● **Problem requirements**
Reduce the material below to its lines containing "selected".

*** Data supplied Section Begins ***

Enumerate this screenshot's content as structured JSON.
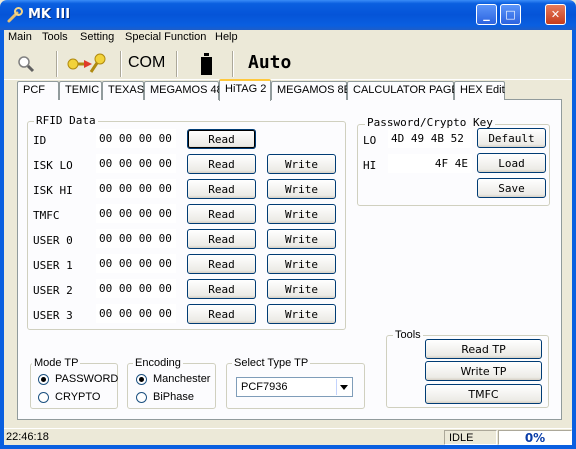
{
  "window": {
    "title": "MK III",
    "minimize": "_",
    "maximize": "□",
    "close": "✕"
  },
  "menu": [
    "Main",
    "Tools",
    "Setting",
    "Special Function",
    "Help"
  ],
  "toolbar": {
    "com_label": "COM",
    "auto_label": "Auto"
  },
  "tabs": [
    "PCF",
    "TEMIC",
    "TEXAS",
    "MEGAMOS 48",
    "HiTAG 2",
    "MEGAMOS 8E",
    "CALCULATOR PAGE",
    "HEX Edit"
  ],
  "active_tab": "HiTAG 2",
  "rfid": {
    "title": "RFID Data",
    "rows": [
      {
        "label": "ID",
        "value": "00 00 00 00",
        "read": "Read",
        "write": ""
      },
      {
        "label": "ISK LO",
        "value": "00 00 00 00",
        "read": "Read",
        "write": "Write"
      },
      {
        "label": "ISK HI",
        "value": "00 00 00 00",
        "read": "Read",
        "write": "Write"
      },
      {
        "label": "TMFC",
        "value": "00 00 00 00",
        "read": "Read",
        "write": "Write"
      },
      {
        "label": "USER 0",
        "value": "00 00 00 00",
        "read": "Read",
        "write": "Write"
      },
      {
        "label": "USER 1",
        "value": "00 00 00 00",
        "read": "Read",
        "write": "Write"
      },
      {
        "label": "USER 2",
        "value": "00 00 00 00",
        "read": "Read",
        "write": "Write"
      },
      {
        "label": "USER 3",
        "value": "00 00 00 00",
        "read": "Read",
        "write": "Write"
      }
    ]
  },
  "password": {
    "title": "Password/Crypto Key",
    "lo_label": "LO",
    "lo_value": "4D 49 4B 52",
    "hi_label": "HI",
    "hi_value": "4F 4E",
    "default_btn": "Default",
    "load_btn": "Load",
    "save_btn": "Save"
  },
  "tools": {
    "title": "Tools",
    "read_tp": "Read TP",
    "write_tp": "Write TP",
    "tmfc": "TMFC"
  },
  "mode_tp": {
    "title": "Mode TP",
    "options": [
      "PASSWORD",
      "CRYPTO"
    ],
    "selected": "PASSWORD"
  },
  "encoding": {
    "title": "Encoding",
    "options": [
      "Manchester",
      "BiPhase"
    ],
    "selected": "Manchester"
  },
  "select_type": {
    "title": "Select Type TP",
    "value": "PCF7936"
  },
  "status": {
    "time": "22:46:18",
    "state": "IDLE",
    "progress": "0%"
  },
  "colors": {
    "titlebar": "#0554D8",
    "tab_active_accent": "#FFC83C",
    "progress_text": "#0A3DA8"
  }
}
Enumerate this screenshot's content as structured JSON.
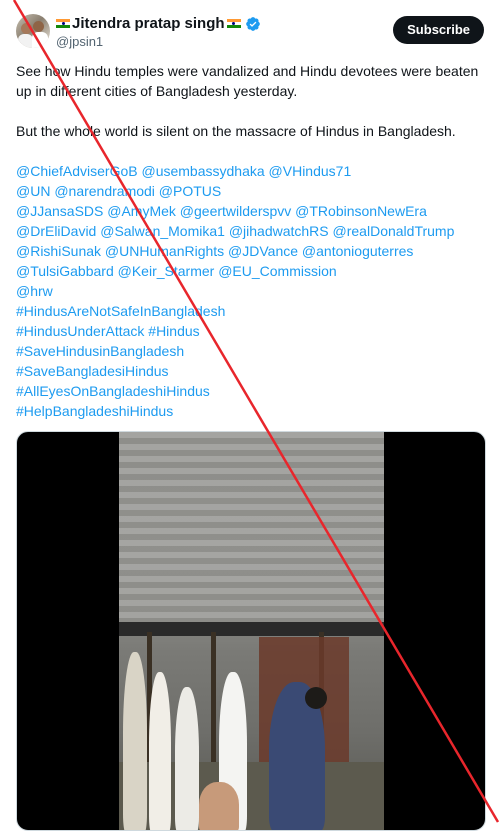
{
  "author": {
    "display_name": "Jitendra pratap singh",
    "handle": "@jpsin1",
    "flag_icon": "india-flag-icon",
    "verified_icon": "verified-badge-icon",
    "verified_color": "#1d9bf0"
  },
  "header": {
    "subscribe_label": "Subscribe"
  },
  "tweet": {
    "paragraph_1": "See how Hindu temples were vandalized and Hindu devotees were beaten up in different cities of Bangladesh yesterday.",
    "paragraph_2": "But the whole world is silent on the massacre of Hindus in Bangladesh.",
    "tag_lines": [
      "@ChiefAdviserGoB @usembassydhaka @VHindus71",
      "@UN @narendramodi @POTUS",
      "@JJansaSDS @AmyMek @geertwilderspvv @TRobinsonNewEra",
      "@DrEliDavid @Salwan_Momika1 @jihadwatchRS  @realDonaldTrump",
      "@RishiSunak @UNHumanRights @JDVance @antonioguterres",
      "@TulsiGabbard @Keir_Starmer @EU_Commission",
      "@hrw",
      "#HindusAreNotSafeInBangladesh",
      "#HindusUnderAttack #Hindus",
      "#SaveHindusinBangladesh",
      "#SaveBangladesiHindus",
      "#AllEyesOnBangladeshiHindus",
      "#HelpBangladeshiHindus"
    ]
  },
  "colors": {
    "link": "#1d9bf0",
    "text": "#0f1419",
    "muted": "#536471",
    "overlay_slash": "#e8262c"
  }
}
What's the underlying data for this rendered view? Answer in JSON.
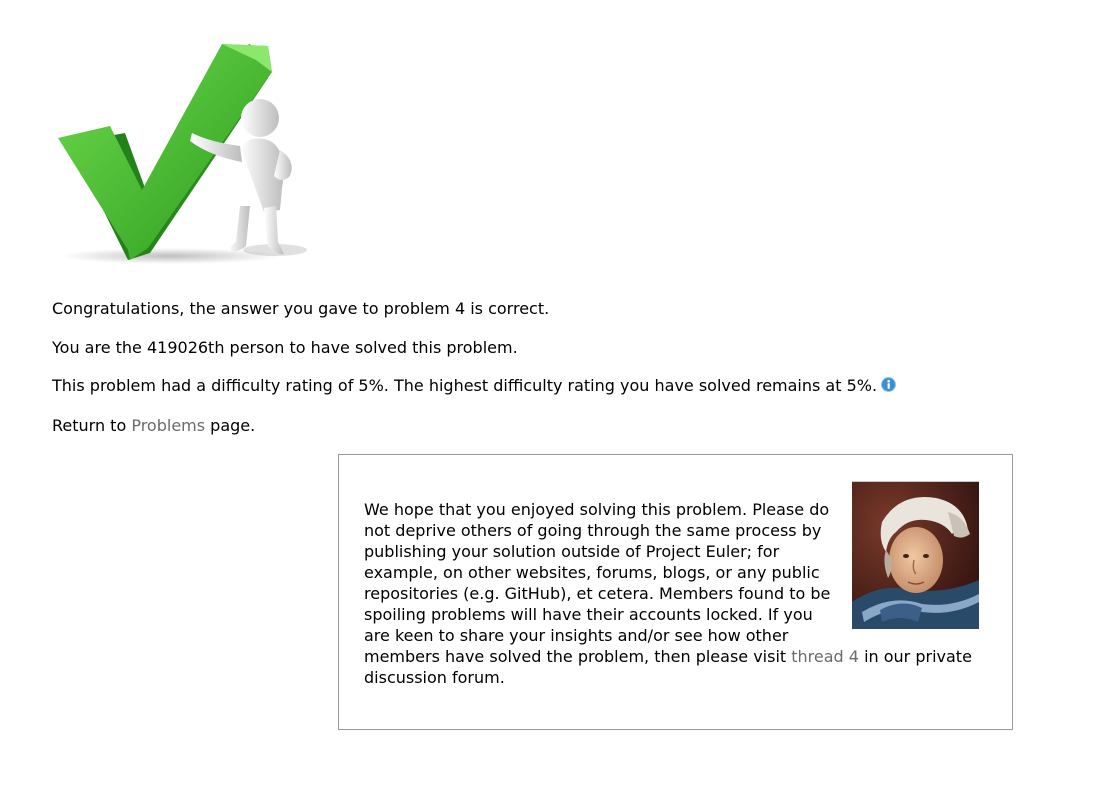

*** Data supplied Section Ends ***

● **Solution for this task**
    "selected": "PASSWORD"
    "selected": "Manchester"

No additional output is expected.